Researchers tested a total of 22 probiotics supplements of which most had on the label – “gluten free.”
Over half of the products tested or 55% had levels of gluten that were detectable, said researchers.
One of the researchers said that it appeared the labels that claim the product is free of gluten cannot be trusted, at least where probiotics products are concerned.
The majority of products that had contained gluten had just trace amounts or less than 20 parts per million and according to the U.S. Food and Drug Administration would in fact be considered gluten free.
Nevertheless, 18% of the products contained higher quantities of gluten, which was too much to be called gluten free.
In addition, two of the four products that contained excess gluten had been labeled gluten free. Researchers also found that it was just as likely those products that were labeled gluten free would have gluten as those that were not labeled gluten free.
People that have celiac disease experience immune reactions if they consume gluten and the reaction can damage their intestine. Therefore, those individuals must stay away from gluten in their daily diet, but many with this condition also take dietary supplements including the probiotics said researchers.
A study done previously by the same researchers found patients who had celiac disease who consumed the supplement were more apt to experiences some symptoms of celiac disease than those who were not taking supplements.
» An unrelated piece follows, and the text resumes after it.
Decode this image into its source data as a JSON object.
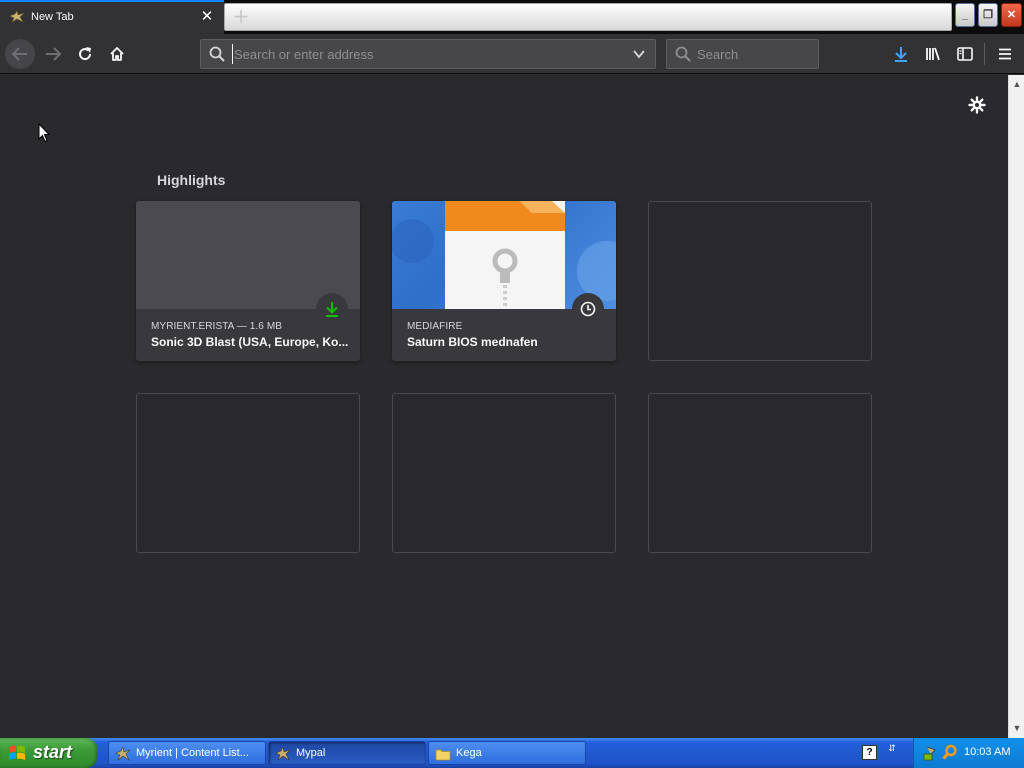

However, it is not clear if small amounts of the gluten found in probiotics could pose any health risks to people suffering from celiac disease.
Some patients, who are more sensitive to gluten than others, could experience symptoms for even very small trace amounts, said researchers.